“It also limits us as to how much area we can survey. You might have a very large macular region with potentially expansive disease – as much as a 20-millimeter range – but what we can see robustly is 3-by-5 millimeters.”

Ophthalmic microsurgery presents additional challenges due to the relationship between instrument motion and deformation inside the eye, image field distortion, image artifacts, and motion from patient movement and physiologic tremor.

With the new technology, the team can achieve micron-level tracking accuracy at varying instrument orientations, as well as at extreme instrument speeds and image defocus.

Currently, the imaging system is being tested in ex vivo porcine eyes. The team is using mock surgeries to demonstrate its ability to track multiple instruments performing multiple surgical maneuvers: an anterior incision; forceps to pull on tissue; an injection into the anterior chamber.

“We want to incorporate multiple instruments used by ophthalmic surgeons,” Tang noted. “The first instrument we tested was a 25-gauge internal limiting membrane forceps and we hope to test other lances, knives, etc., used in anterior segment as well as instruments for posterior segment operations.”

Translating Technology to the Clinic

The next step is integrating the technology in the operating room.

“We’d like to obtain some patient data to see how it works in the ophthalmology setting,” Tang said. “The best thing about imaging technology is that it’s not invasive, so this is possible.”

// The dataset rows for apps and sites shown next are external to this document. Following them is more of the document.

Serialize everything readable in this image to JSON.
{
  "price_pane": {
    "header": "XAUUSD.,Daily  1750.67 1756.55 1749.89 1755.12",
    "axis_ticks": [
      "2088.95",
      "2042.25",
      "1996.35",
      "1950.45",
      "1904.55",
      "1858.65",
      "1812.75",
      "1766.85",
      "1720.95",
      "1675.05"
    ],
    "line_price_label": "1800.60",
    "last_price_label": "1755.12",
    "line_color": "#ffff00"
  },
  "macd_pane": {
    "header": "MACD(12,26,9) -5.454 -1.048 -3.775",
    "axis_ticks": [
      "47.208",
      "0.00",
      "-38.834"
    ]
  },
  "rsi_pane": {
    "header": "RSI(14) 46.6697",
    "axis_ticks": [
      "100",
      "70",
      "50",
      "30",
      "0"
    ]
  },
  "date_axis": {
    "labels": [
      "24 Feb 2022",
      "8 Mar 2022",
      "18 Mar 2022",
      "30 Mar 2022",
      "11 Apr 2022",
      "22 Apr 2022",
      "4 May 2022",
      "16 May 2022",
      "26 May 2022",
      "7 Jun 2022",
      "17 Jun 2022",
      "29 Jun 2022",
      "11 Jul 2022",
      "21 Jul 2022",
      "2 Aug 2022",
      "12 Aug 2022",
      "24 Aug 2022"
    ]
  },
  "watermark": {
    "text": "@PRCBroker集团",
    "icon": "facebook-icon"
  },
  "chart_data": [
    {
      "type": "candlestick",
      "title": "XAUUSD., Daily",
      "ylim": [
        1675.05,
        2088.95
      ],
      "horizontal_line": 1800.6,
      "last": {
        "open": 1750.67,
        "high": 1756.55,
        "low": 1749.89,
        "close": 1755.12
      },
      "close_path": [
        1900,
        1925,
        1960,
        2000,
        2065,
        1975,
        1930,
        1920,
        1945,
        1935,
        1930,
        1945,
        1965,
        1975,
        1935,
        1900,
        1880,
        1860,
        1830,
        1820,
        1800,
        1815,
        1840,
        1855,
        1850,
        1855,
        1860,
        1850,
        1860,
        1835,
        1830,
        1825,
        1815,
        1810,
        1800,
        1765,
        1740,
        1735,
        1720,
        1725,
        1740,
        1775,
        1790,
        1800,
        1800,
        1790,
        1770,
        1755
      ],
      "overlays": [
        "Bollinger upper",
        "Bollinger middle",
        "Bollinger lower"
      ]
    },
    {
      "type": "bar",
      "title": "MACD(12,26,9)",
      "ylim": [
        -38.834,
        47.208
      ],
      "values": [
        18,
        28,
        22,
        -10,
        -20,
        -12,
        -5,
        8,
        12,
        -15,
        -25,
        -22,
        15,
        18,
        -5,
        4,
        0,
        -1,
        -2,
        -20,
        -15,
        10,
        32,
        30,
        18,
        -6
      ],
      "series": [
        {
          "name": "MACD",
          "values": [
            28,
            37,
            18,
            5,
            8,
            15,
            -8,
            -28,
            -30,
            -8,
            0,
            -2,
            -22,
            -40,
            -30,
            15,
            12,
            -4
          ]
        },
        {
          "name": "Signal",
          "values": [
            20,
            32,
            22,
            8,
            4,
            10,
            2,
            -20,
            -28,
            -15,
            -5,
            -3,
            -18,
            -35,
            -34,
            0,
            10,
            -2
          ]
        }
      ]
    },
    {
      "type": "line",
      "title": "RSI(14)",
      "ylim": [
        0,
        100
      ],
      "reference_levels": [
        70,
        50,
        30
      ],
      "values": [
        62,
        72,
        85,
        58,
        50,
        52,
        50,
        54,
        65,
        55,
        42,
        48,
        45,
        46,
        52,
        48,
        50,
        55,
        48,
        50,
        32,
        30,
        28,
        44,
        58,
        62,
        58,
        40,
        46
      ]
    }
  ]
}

Another avenue the team is exploring is how to best display this “moving” 4D image to the surgeon – whether on an external screen, a heads-up display on virtual reality, or augmented reality in virtual overlay of the surgical field. They are also looking at ways to display tissue deformation in real time.

“We see this as the stepping-stone to clinical translation – certainly that’s where our goals are, but there are still a lot of technological challenges that remain,” said Tao. “Longer term, we see this technology as a bridge between what we can image and what robotic surgery can do.”

“Our imaging resolution now far exceeds what retinal surgeons are seeing. Robotic surgery could enhance stability and precision and improve outcomes in these microsurgeries,” Tao added.

About the Expert

Yuankai (Kenny) Tao, Ph.D.

Yuankai (Kenny) Tao, Ph.D., is an assistant professor in the Departments of Biomedical Engineering and Ophthalmology and Visual Sciences and a faculty researcher with the Vanderbilt Institute for Surgery and Engineering and the Vanderbilt Biophotonics Center. His lab develops novel optical imaging systems for clinical diagnostics and therapeutic monitoring in ophthalmology, gastroenterology and oncology. His ongoing research focuses on clinical translation of therapeutic tools for image-guided intraoperative feedback using optical coherence tomography and other modalities.

Eric Tang, Ph.D.

Eric Tang, Ph.D., is a postdoctoral scholar in biomedical engineering at Vanderbilt University Medical Center. His research focuses on intraoperative optical coherence tomography and ophthalmic surgical guidance.